    “God forgives me, but I would not want anybody else to walk in the same steps I’ve walked in,” Parker said of having an abortion, as she participated Sunday in the local Life Chain event in Elizabethtown.

    Parker, now a mother of six children, two of them adopted, explained she wants to share the information that “it (abortion) hurt me.”

  • Billboard suit awaits Ky. Supreme Court review

    Interstate 65 is a major U.S. artery cluttered with billboards advertising everything from fast food to health care services. In the case of a set owned by a Scottsville real estate developer, a billboard is an opportunity to evangelize to the traveling public.

    Jimmy Harston owns three billboards in the counties of LaRue (“Hell Is Real”), Hart (“If you died today where would you spend eternity”) and Warren (“Jesus Saves”).

  • Four species represented at St. Christopher's Blessing of the Animals
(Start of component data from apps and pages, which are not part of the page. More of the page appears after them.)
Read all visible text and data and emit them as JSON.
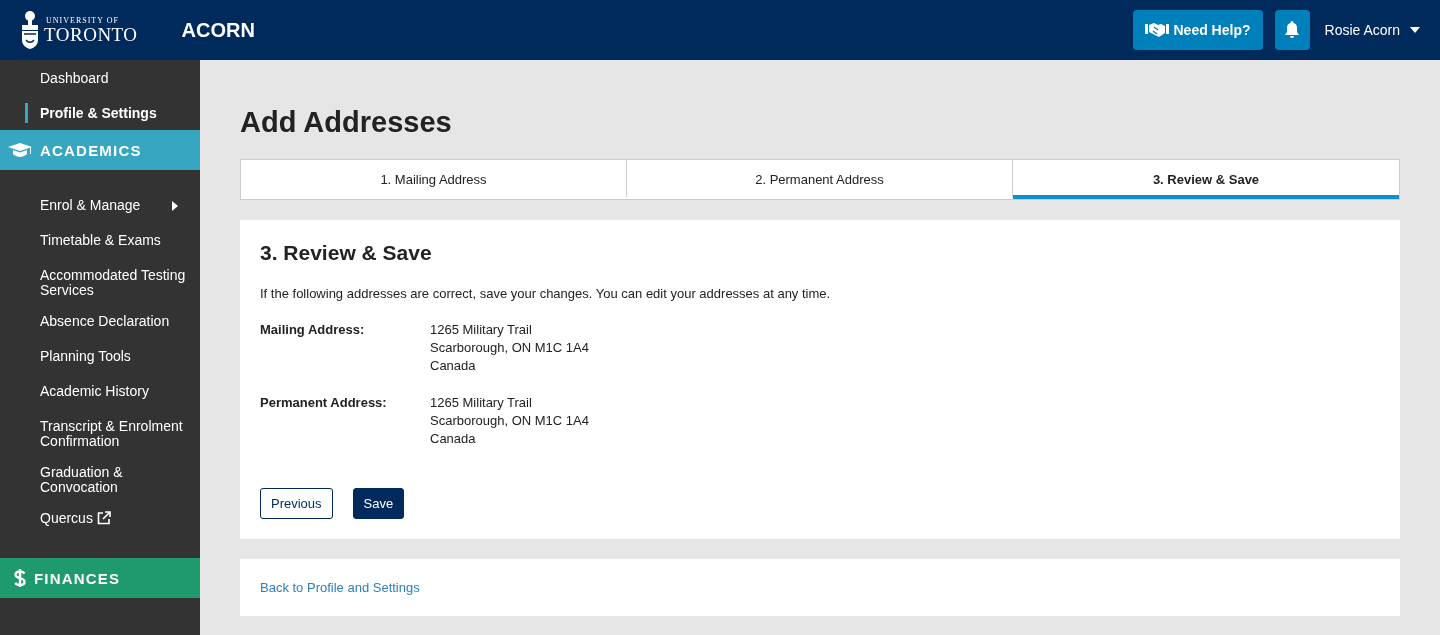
{
  "header": {
    "logo_top": "UNIVERSITY OF",
    "logo_bottom": "TORONTO",
    "app_name": "ACORN",
    "help_button": "Need Help?",
    "user_menu": "Rosie Acorn"
  },
  "sidebar": {
    "top_items": [
      {
        "label": "Dashboard",
        "selected": false
      },
      {
        "label": "Profile & Settings",
        "selected": true
      }
    ],
    "sections": [
      {
        "kind": "academics",
        "title": "ACADEMICS",
        "items": [
          {
            "label": "Enrol & Manage",
            "kind": "submenu"
          },
          {
            "label": "Timetable & Exams",
            "kind": "link"
          },
          {
            "label": "Accommodated Testing Services",
            "kind": "link"
          },
          {
            "label": "Absence Declaration",
            "kind": "link"
          },
          {
            "label": "Planning Tools",
            "kind": "link"
          },
          {
            "label": "Academic History",
            "kind": "link"
          },
          {
            "label": "Transcript & Enrolment Confirmation",
            "kind": "link"
          },
          {
            "label": "Graduation & Convocation",
            "kind": "link"
          },
          {
            "label": "Quercus",
            "kind": "external"
          }
        ]
      },
      {
        "kind": "finances",
        "title": "FINANCES"
      }
    ]
  },
  "page": {
    "title": "Add Addresses",
    "steps": [
      {
        "label": "1. Mailing Address",
        "selected": false
      },
      {
        "label": "2. Permanent Address",
        "selected": false
      },
      {
        "label": "3. Review & Save",
        "selected": true
      }
    ],
    "card": {
      "heading": "3. Review & Save",
      "intro": "If the following addresses are correct, save your changes. You can edit your addresses at any time.",
      "addresses": [
        {
          "label": "Mailing Address:",
          "lines": [
            "1265 Military Trail",
            "Scarborough, ON M1C 1A4",
            "Canada"
          ]
        },
        {
          "label": "Permanent Address:",
          "lines": [
            "1265 Military Trail",
            "Scarborough, ON M1C 1A4",
            "Canada"
          ]
        }
      ],
      "buttons": [
        {
          "label": "Previous",
          "kind": "secondary"
        },
        {
          "label": "Save",
          "kind": "primary"
        }
      ]
    },
    "back_link": "Back to Profile and Settings"
  }
}
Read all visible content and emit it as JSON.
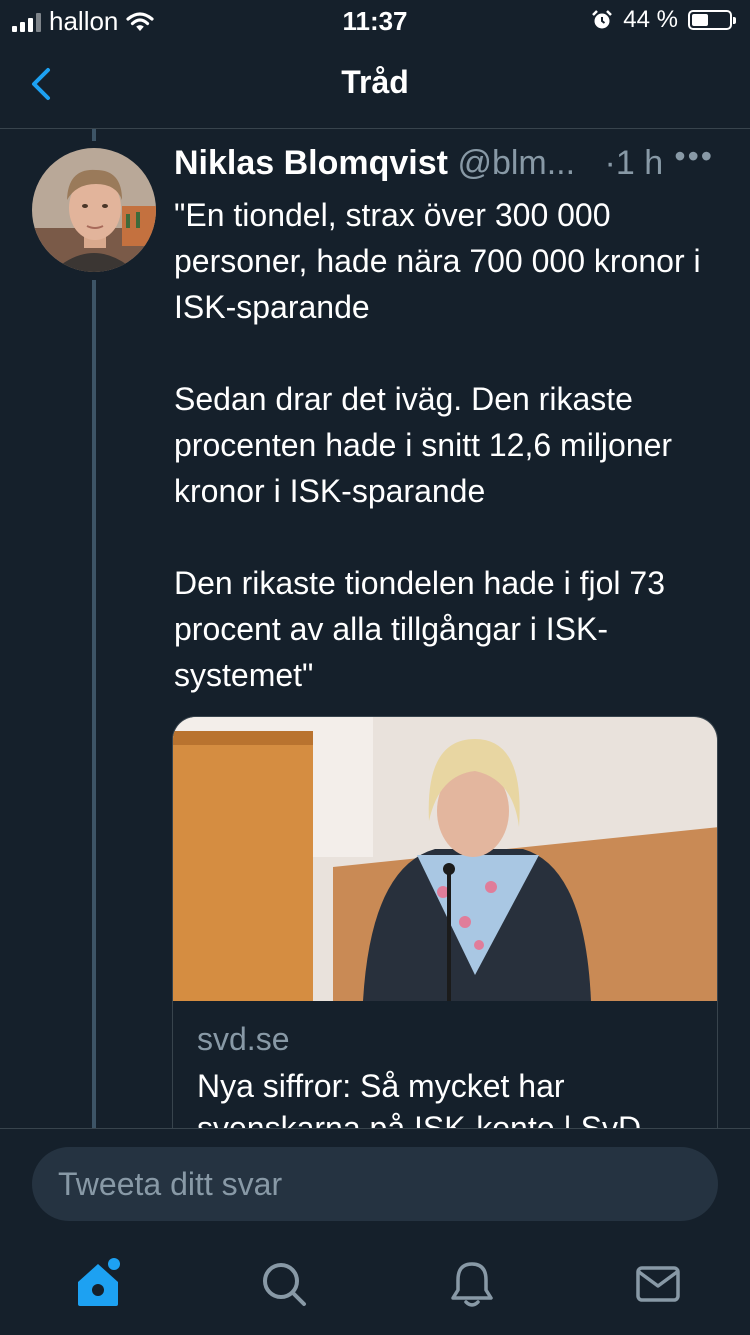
{
  "status_bar": {
    "carrier": "hallon",
    "time": "11:37",
    "battery": "44 %",
    "battery_level": 0.44
  },
  "nav": {
    "title": "Tråd"
  },
  "tweet": {
    "author_name": "Niklas Blomqvist",
    "author_handle": "@blm...",
    "dot": "·",
    "time": "1 h",
    "more": "•••",
    "paragraphs": [
      "\"En tiondel, strax över 300 000 personer, hade nära 700 000 kronor i ISK-sparande",
      "Sedan drar det iväg. Den rikaste procenten hade i snitt 12,6 miljoner kronor i ISK-sparande",
      "Den rikaste tiondelen hade i fjol 73 procent av alla tillgångar i ISK-systemet\""
    ]
  },
  "card": {
    "domain": "svd.se",
    "headline": "Nya siffror: Så mycket har svenskarna på ISK-konto | SvD"
  },
  "reply": {
    "placeholder": "Tweeta ditt svar"
  },
  "colors": {
    "background": "#15202b",
    "accent": "#1da1f2",
    "secondary_text": "#8899a6"
  },
  "tabs": [
    "home-icon",
    "search-icon",
    "notifications-icon",
    "messages-icon"
  ]
}
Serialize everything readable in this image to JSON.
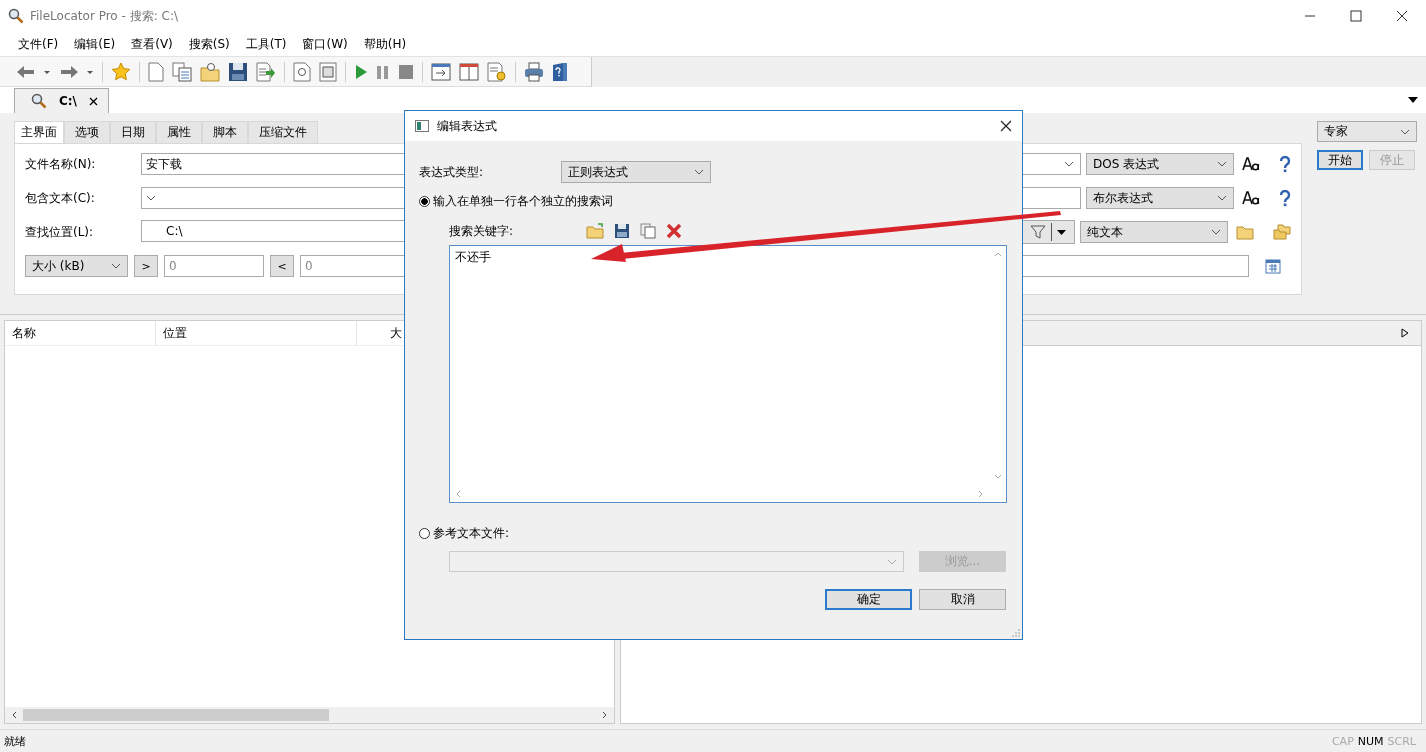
{
  "window": {
    "title": "FileLocator Pro - 搜索: C:\\"
  },
  "menu": [
    "文件(F)",
    "编辑(E)",
    "查看(V)",
    "搜索(S)",
    "工具(T)",
    "窗口(W)",
    "帮助(H)"
  ],
  "document_tabs": [
    {
      "label": "C:\\",
      "selected": true
    }
  ],
  "search_tabs": [
    {
      "label": "主界面",
      "selected": true
    },
    {
      "label": "选项",
      "selected": false
    },
    {
      "label": "日期",
      "selected": false
    },
    {
      "label": "属性",
      "selected": false
    },
    {
      "label": "脚本",
      "selected": false
    },
    {
      "label": "压缩文件",
      "selected": false
    }
  ],
  "fields": [
    {
      "label": "文件名称(N):",
      "value": "安下载",
      "mode": "DOS 表达式"
    },
    {
      "label": "包含文本(C):",
      "mode": "布尔表达式"
    }
  ],
  "location": {
    "label": "查找位置(L):",
    "value": "C:\\",
    "mode": "纯文本"
  },
  "size_filter": {
    "unit": "大小 (kB)",
    "greater_button": ">",
    "greater": "0",
    "less_button": "<",
    "less": "0"
  },
  "profile": "专家",
  "start_button": {
    "label": "开始",
    "disabled": false
  },
  "stop_button": {
    "label": "停止",
    "disabled": true
  },
  "results": {
    "columns": [
      "名称",
      "位置",
      "大"
    ]
  },
  "status_bar": {
    "text": "就绪",
    "indicators": [
      {
        "label": "CAP",
        "on": false
      },
      {
        "label": "NUM",
        "on": true
      },
      {
        "label": "SCRL",
        "on": false
      }
    ]
  },
  "dialog": {
    "title": "编辑表达式",
    "type_label": "表达式类型:",
    "type_value": "正则表达式",
    "options": [
      {
        "label": "输入在单独一行各个独立的搜索词",
        "selected": true
      },
      {
        "label": "参考文本文件:",
        "selected": false
      }
    ],
    "keywords_label": "搜索关键字:",
    "keywords": "不还手",
    "browse_button": {
      "label": "浏览...",
      "disabled": true
    },
    "buttons": [
      {
        "label": "确定",
        "default": true
      },
      {
        "label": "取消",
        "default": false
      }
    ]
  }
}
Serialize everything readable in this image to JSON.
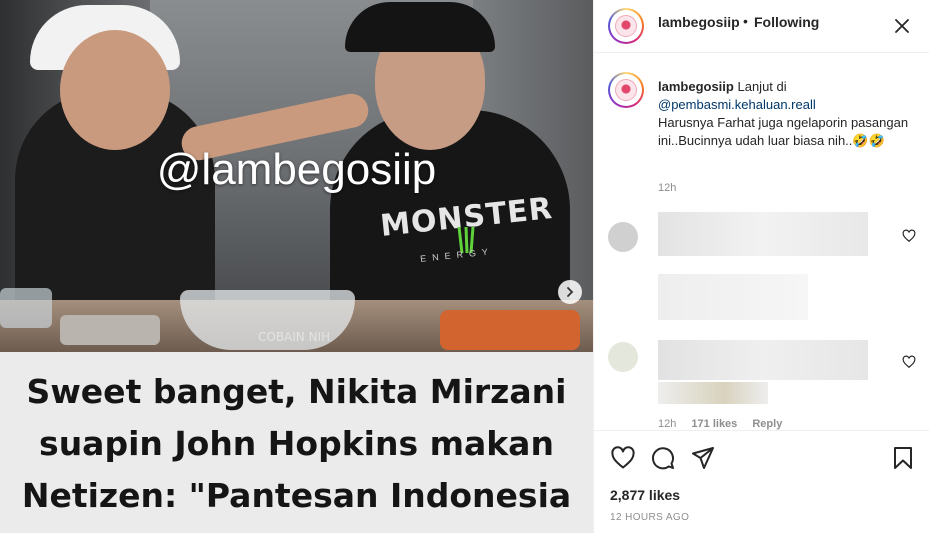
{
  "post": {
    "watermark": "@lambegosiip",
    "shirt_text": "MONSTER",
    "shirt_subtext": "ENERGY",
    "video_caption": "COBAIN NIH",
    "headline_lines": [
      "Sweet banget, Nikita Mirzani",
      "suapin John Hopkins makan",
      "Netizen: \"Pantesan Indonesia"
    ]
  },
  "header": {
    "username": "lambegosiip",
    "separator": "•",
    "follow_status": "Following",
    "avatar_text": "LAMBEGOSIIP"
  },
  "caption": {
    "username": "lambegosiip",
    "text_1": "Lanjut di",
    "mention": "@pembasmi.kehaluan.reall",
    "text_2": "Harusnya Farhat juga ngelaporin pasangan ini..Bucinnya udah luar biasa nih..🤣🤣",
    "timestamp": "12h"
  },
  "comment_meta": {
    "time": "12h",
    "likes": "171 likes",
    "reply": "Reply"
  },
  "footer": {
    "likes": "2,877 likes",
    "posted": "12 HOURS AGO"
  },
  "colors": {
    "link": "#00376b",
    "muted": "#8e8e8e",
    "text": "#262626"
  }
}
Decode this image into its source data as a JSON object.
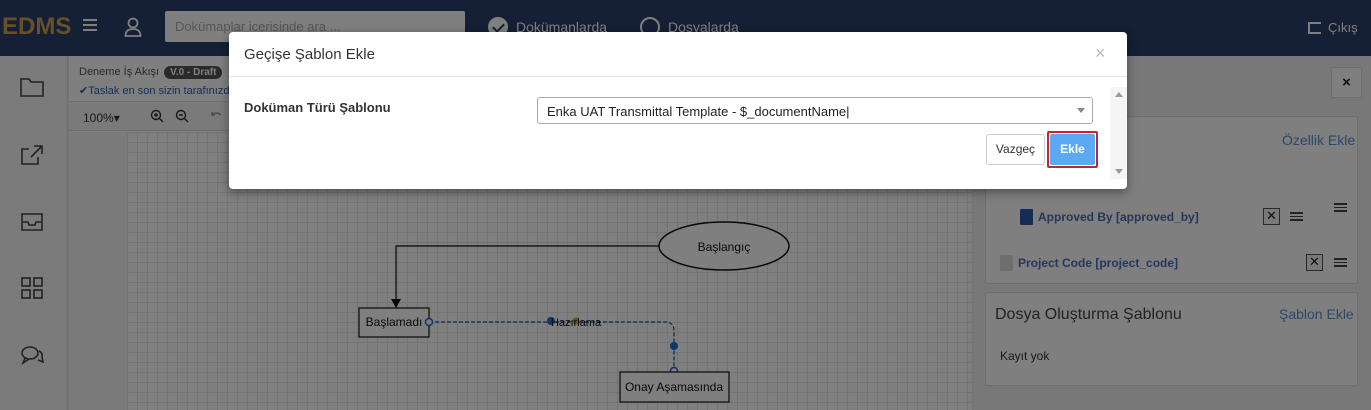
{
  "app": {
    "logo": "EDMS",
    "search_placeholder": "Dokümaplar icerisinde ara ...",
    "radio_documents": "Dokümanlarda",
    "radio_folders": "Dosyalarda",
    "logout": "Çıkış"
  },
  "canvas": {
    "workflow_name": "Deneme İş Akışı",
    "version_badge": "V.0 - Draft",
    "draft_note": "✔Taslak en son sizin tarafınızdan",
    "zoom_level": "100%",
    "nodes": {
      "start": "Başlangıç",
      "not_started": "Başlamadı",
      "preparing": "Hazırlama",
      "approval": "Onay Aşamasında"
    }
  },
  "right_panel": {
    "close": "×",
    "add_property": "Özellik Ekle",
    "attributes": [
      {
        "label": "Approved By [approved_by]"
      },
      {
        "label": "Project Code [project_code]"
      }
    ],
    "file_template_title": "Dosya Oluşturma Şablonu",
    "add_template": "Şablon Ekle",
    "no_record": "Kayıt yok"
  },
  "modal": {
    "title": "Geçişe Şablon Ekle",
    "close": "×",
    "field_label": "Doküman Türü Şablonu",
    "selected_value": "Enka UAT Transmittal Template - $_documentName|",
    "cancel_label": "Vazgeç",
    "add_label": "Ekle"
  },
  "colors": {
    "topbar": "#2b3f6b",
    "logo": "#c9a24a",
    "primary_button": "#5aa9f2",
    "highlight": "#c0282e"
  }
}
    Through barking, yipping, growling and the sounds of construction across the street, the Rev. Dennis Cousens blessed animals Saturday morning at St. Christopher Catholic Church in Radcliff.

    Four species were represented at the service. Most of the animals were dogs, but a few cats, a 16-year-old California king snake and a bird were part of the menagerie. Most pet owners showed up with more than one animal.

  • Parole denied for driver in Tommy Langley’s death

    Convicted drunken driver Michael Brunello of Rineyville was denied parole at a hearing Wednesday in Frankfort.

    In November 2009, Brunello was involved in a drunken driving wreck on Battle Training Road that resulted in the death of cab driver Tommy Langley, who now would be 32.

    Brunello, 26, pleaded guilty in 2010 to charges of second-degree manslaughter, driving under the influence with an aggravating circumstance, second-degree persistent felony offender, leaving the scene of an accident and driving without insurance.

  • Lookin' like Lincoln Days

    Lincoln Days kicked off Saturday in Hodgenville with traditional fare such as funnel cakes and local music mixed with Abraham Lincolns and pioneer games.

    This weekend marks the 36th Lincoln Days, and the celebration continues today with a nondenominational service at 11 a.m. and a professional rail splitting contest at 2 p.m.

    Saturday’s festivities included look-alike contests. There were seven participants in the Abraham Lincoln contest and three in the Mary Todd Lincoln contest.

  • E'town interchange included in national study of freight traffic

    The U.S. 31W interchange at Lincoln Parkway was included in a 2010 national study of major freight congested areas conducted by the American Transportation Research Institute and the Federal Highway Administration’s Office of Freight Management and Operations.

    The study was part of a Freight Performance Measures initiative and included 250 “freight significant highway infrastructure” locations, according to the report on the ATRI website. Most of the sites monitored were in urban areas.

  • Soldiers' best friends

    During K-9 training at Fort Knox, men in ACUs command dogs, their words sharp and short. The dogs obey, focused and fierce.

    But business can’t hide companionship. The men easily switch their tone when praising the dogs for doing a good job. Just like any dog lover they say “you’re such a good dog” while rubbing the dogs’ heads. The dogs playfully respond, tails wagging and tongues hanging.

  • Help dealing with the home front

    The home front has changed since the 3rd Brigade Combat Team, 1st Infantry Division deployed. Babies have been born. Children have grown. Milestones have been celebrated. Illnesses have been diagnosed. And all the while, wives have taken on solo parenting and household management.

    It’s a lot to take in, Army wives said.

  • Planning a party for 5,000 friends

    By 7 a.m. Saturday, Aug. 13, Mark Wicker, event coordinator for Fort Knox’s annual Army Concert Tour Series, was already at Godman Army Airfield, the site of a concert that would take place 12 hours later.

    “It’s not unusual to put in 18 to 20 hours,” said Wicker.

    The scent of eggs, bacon, pancakes, Danish and coffee filled the airfield hangar, and production and stage crew members, bus drivers and band associates loaded their plates. Concert support staff, Morale, Welfare and Recreation employees, had begun preparing the meal at 6 a.m.